Background: An increasing number of adults are being diagnosed with anaphylaxis, but its impact on health-related quality of life (HRQol) is not known. Objective: The aim of this study was to explore the impact of anaphylaxis on HRQoL of newly diagnosed adults. Methods: Interviews were conducted with 13 adults (aged 40-71; five males) with anaphylaxis (meeting WAO diagnostic criteria) to drugs, food, venom or spontaneous anaphylaxis, recruited using purposive sampling from allergy clinics in Birmingham, UK. Data were transcribed verbatim and analysed using thematic analysis. Results: Four themes were generated from the analysis: the journey from fear to frustration; the need to maintain a healthy identity; control over uncertainty; and the supportive role of others. Participants described their first experiences of anaphylaxis as frightening. Managing the condition was associated with frustration and anxiety, in part due to uncertainty regarding when anaphylaxis might occur. Participants did not consider their allergy as an illness and wanted to retain an identity as a healthy person. They felt a strong need to have control over their anaphylaxis so that it did not take over their lives. The support from others was extremely important, but a lack of understanding of anaphylaxis sometimes hindered that support. Conclusions and Clinical Relevance: Anaphylaxis has an adverse impact on the HRQoL of adults irrespective of the cause. More information about anaphylaxis and its management from healthcare professionals may help patients gain a sense of control over their condition and reduce the worry and anxiety associated with it.
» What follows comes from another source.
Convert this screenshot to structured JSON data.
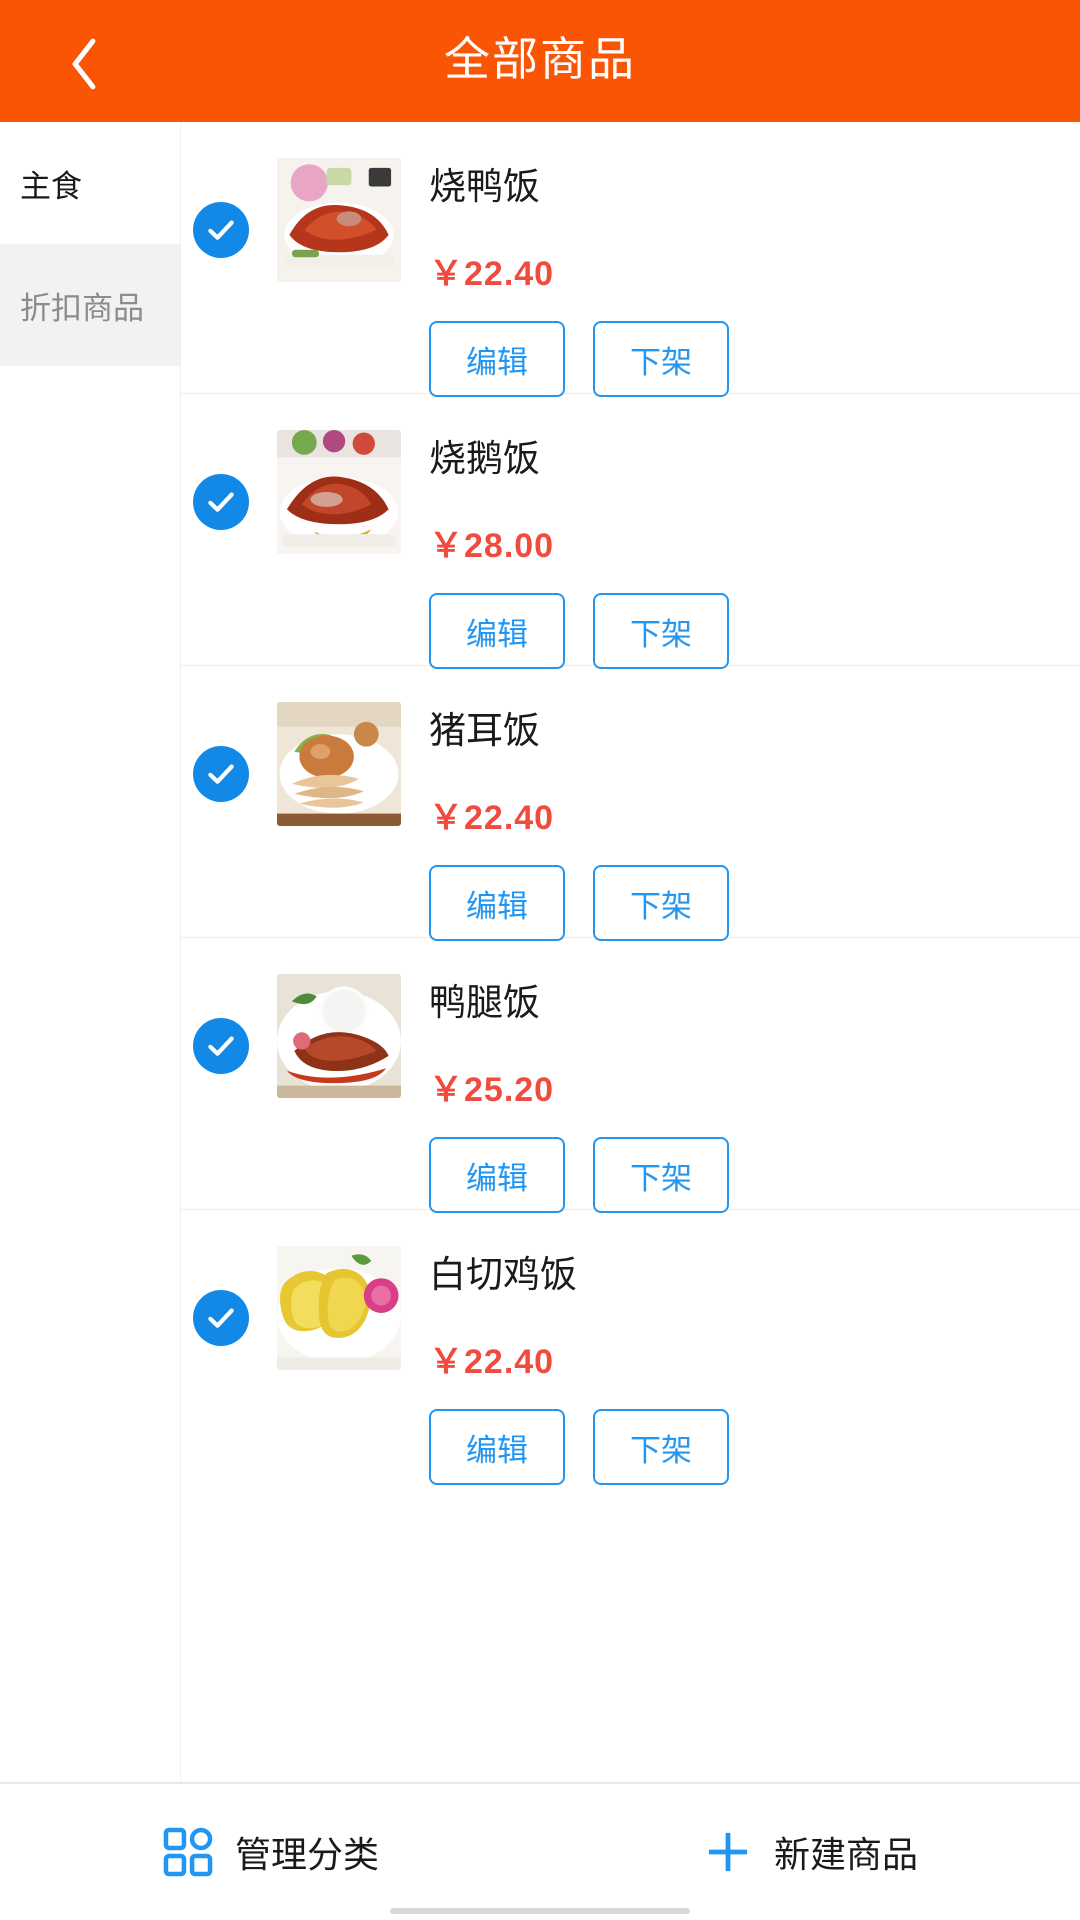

Bibliographical noteThis is the peer reviewed version of the following article: Knibb, R. C., Huissoon, A. P., Baretto, R. , Ekbote, A. , Onyango‐Odera, S. , Screti, C. , Newman, K. L. and Krishna, M. T. (2019), ‘It's not an illness, it's just bad luck’: The impact of anaphylaxis on quality of life in adults. Clin Exp Allergy. Accepted Author Manuscript, which has been published in final form at https://doi.org/10.1111/cea.13410. This article may be used for non-commercial purposes in accordance With Wiley Terms and Conditions for self-archiving.
- quality of life
- social support